Up to the plate came Harper. Phillies interim manager Ryne Sandberg brought in left-hander Cesar Jimenez, and Harper blooped a single to center field. Werth rounded third and didn’t stop running. He scored and Harper slid into second base safely. Harper then stole third base, catching Asche far off the base.

Sandberg called on the fourth pitcher of the inning, B.J. Rosenberg, to face Ramos. The catcher fouled off four pitches. On the seventh pitch of the at-bat, he held off on a Rosenberg slider that moved him off the plate and broke inside. Ruiz caught the ball near the ground and couldn’t frame it, but Joyce rang up Ramos. The catcher was unhappy with the call, and appeared to express his frustration to Joyce before walking into the dugout.

Johnson later said Joyce admitted he may have blown the call.

“He knew he missed it,” Johnson said. “But that’s part of baseball. But we had a lot of chances and had the right guys up.”

In the eighth inning, pinch hitter Chad Tracy drew a walk and Johnson replaced him with pinch-runner Jeff Kobernus. With Kobernus at second base with two outs, Span chopped a grounder toward the mound. Diekman jumped for the ball, snagged it and tossed it to first to end the threat.

“I thought it was going to hit off his glove or tip off his glove,” Span said. “I know with Kobernus running that if it would have done that, he probably would have scored on that. Diekman is already 6-4 and he jumped off that mound pretty good and made a good play.”

The Nationals didn’t go quietly in the ninth. Zimmerman led off with a double laced to left off closer Jonathan Papelbon. The heart of the Nationals’ lineup followed. Werth lined out to right and Desmond popped out to right.

With two outs, Sandberg elected to intentionally walk Harper to face Ramos. The Phillies put themselves in a precarious situation, but Papelbon got Ramos to hit a grounder up the middle. Shortstop Jimmy Rollins snared the ball and threw Ramos out at first.

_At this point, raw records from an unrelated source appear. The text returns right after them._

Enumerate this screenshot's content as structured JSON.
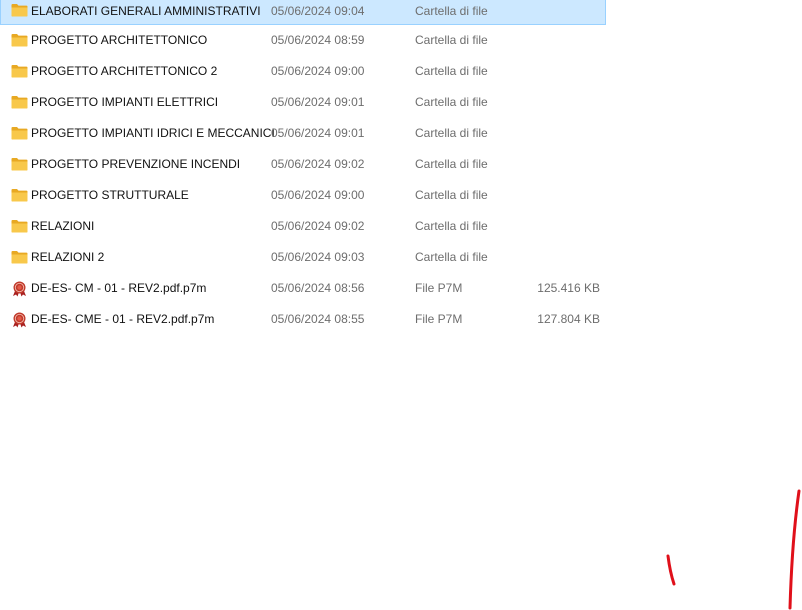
{
  "files": [
    {
      "name": "ELABORATI GENERALI AMMINISTRATIVI",
      "date": "05/06/2024 09:04",
      "type": "Cartella di file",
      "size": "",
      "icon": "folder-icon",
      "selected": true
    },
    {
      "name": "PROGETTO ARCHITETTONICO",
      "date": "05/06/2024 08:59",
      "type": "Cartella di file",
      "size": "",
      "icon": "folder-icon",
      "selected": false
    },
    {
      "name": "PROGETTO ARCHITETTONICO 2",
      "date": "05/06/2024 09:00",
      "type": "Cartella di file",
      "size": "",
      "icon": "folder-icon",
      "selected": false
    },
    {
      "name": "PROGETTO IMPIANTI ELETTRICI",
      "date": "05/06/2024 09:01",
      "type": "Cartella di file",
      "size": "",
      "icon": "folder-icon",
      "selected": false
    },
    {
      "name": "PROGETTO IMPIANTI IDRICI E MECCANICI",
      "date": "05/06/2024 09:01",
      "type": "Cartella di file",
      "size": "",
      "icon": "folder-icon",
      "selected": false
    },
    {
      "name": "PROGETTO PREVENZIONE INCENDI",
      "date": "05/06/2024 09:02",
      "type": "Cartella di file",
      "size": "",
      "icon": "folder-icon",
      "selected": false
    },
    {
      "name": "PROGETTO STRUTTURALE",
      "date": "05/06/2024 09:00",
      "type": "Cartella di file",
      "size": "",
      "icon": "folder-icon",
      "selected": false
    },
    {
      "name": "RELAZIONI",
      "date": "05/06/2024 09:02",
      "type": "Cartella di file",
      "size": "",
      "icon": "folder-icon",
      "selected": false
    },
    {
      "name": "RELAZIONI 2",
      "date": "05/06/2024 09:03",
      "type": "Cartella di file",
      "size": "",
      "icon": "folder-icon",
      "selected": false
    },
    {
      "name": "DE-ES- CM - 01 - REV2.pdf.p7m",
      "date": "05/06/2024 08:56",
      "type": "File P7M",
      "size": "125.416 KB",
      "icon": "signed-file-seal-icon",
      "selected": false
    },
    {
      "name": "DE-ES- CME - 01 - REV2.pdf.p7m",
      "date": "05/06/2024 08:55",
      "type": "File P7M",
      "size": "127.804 KB",
      "icon": "signed-file-seal-icon",
      "selected": false
    }
  ],
  "colors": {
    "selection_bg": "#cce8ff",
    "selection_border": "#99d1ff",
    "folder": "#f8c84b",
    "seal": "#c0392b",
    "secondary_text": "#6d6d6d",
    "annotation": "#e0101a"
  }
}
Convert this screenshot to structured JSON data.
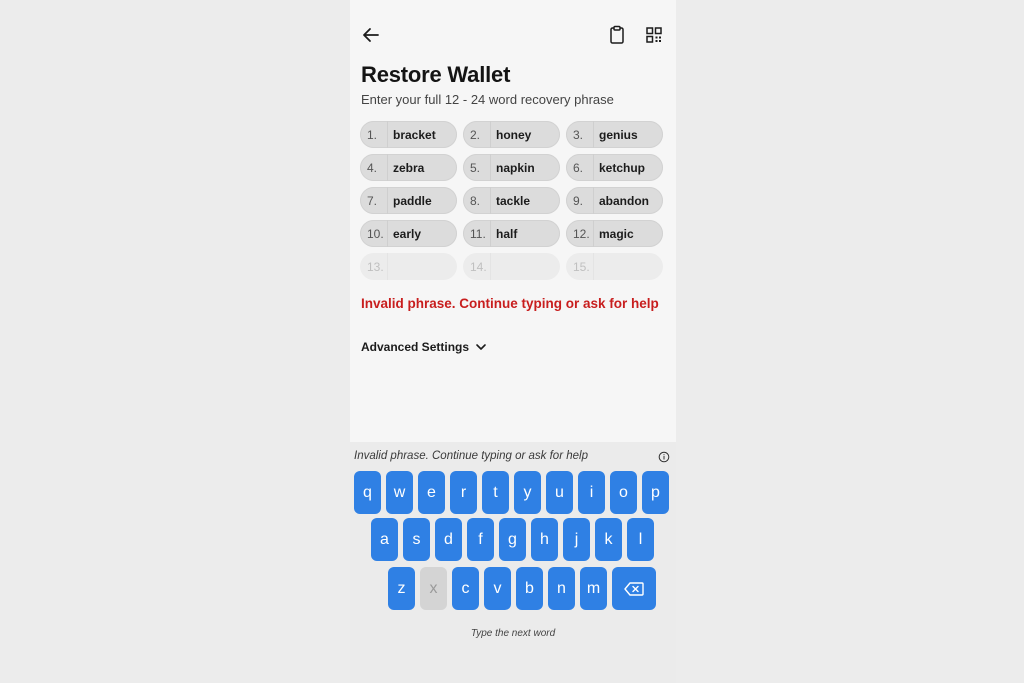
{
  "header": {
    "title": "Restore Wallet",
    "subtitle": "Enter your full 12 - 24 word recovery phrase"
  },
  "icons": {
    "back": "arrow-left-icon",
    "paste": "clipboard-icon",
    "scan": "qr-code-icon"
  },
  "words": [
    {
      "num": "1.",
      "word": "bracket"
    },
    {
      "num": "2.",
      "word": "honey"
    },
    {
      "num": "3.",
      "word": "genius"
    },
    {
      "num": "4.",
      "word": "zebra"
    },
    {
      "num": "5.",
      "word": "napkin"
    },
    {
      "num": "6.",
      "word": "ketchup"
    },
    {
      "num": "7.",
      "word": "paddle"
    },
    {
      "num": "8.",
      "word": "tackle"
    },
    {
      "num": "9.",
      "word": "abandon"
    },
    {
      "num": "10.",
      "word": "early"
    },
    {
      "num": "11.",
      "word": "half"
    },
    {
      "num": "12.",
      "word": "magic"
    },
    {
      "num": "13.",
      "word": ""
    },
    {
      "num": "14.",
      "word": ""
    },
    {
      "num": "15.",
      "word": ""
    }
  ],
  "error_message": "Invalid phrase. Continue typing or ask for help",
  "advanced_settings_label": "Advanced Settings",
  "keyboard": {
    "hint": "Invalid phrase. Continue typing or ask for help",
    "footer": "Type the next word",
    "row1": [
      "q",
      "w",
      "e",
      "r",
      "t",
      "y",
      "u",
      "i",
      "o",
      "p"
    ],
    "row2": [
      "a",
      "s",
      "d",
      "f",
      "g",
      "h",
      "j",
      "k",
      "l"
    ],
    "row3": [
      "z",
      "x",
      "c",
      "v",
      "b",
      "n",
      "m"
    ],
    "disabled_keys": [
      "x"
    ]
  },
  "colors": {
    "accent": "#2f80e4",
    "error": "#c81e1e",
    "chip": "#dcdcdc"
  }
}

“We’ve come this far,” Span said. “Nobody expected us to be where we are now two weeks ago. So we just gotta keep battling. We’re playing good baseball. We can’t get too down on ourselves. We gotta regroup and be ready to come back [Sunday] and get a win and get back on the right track.”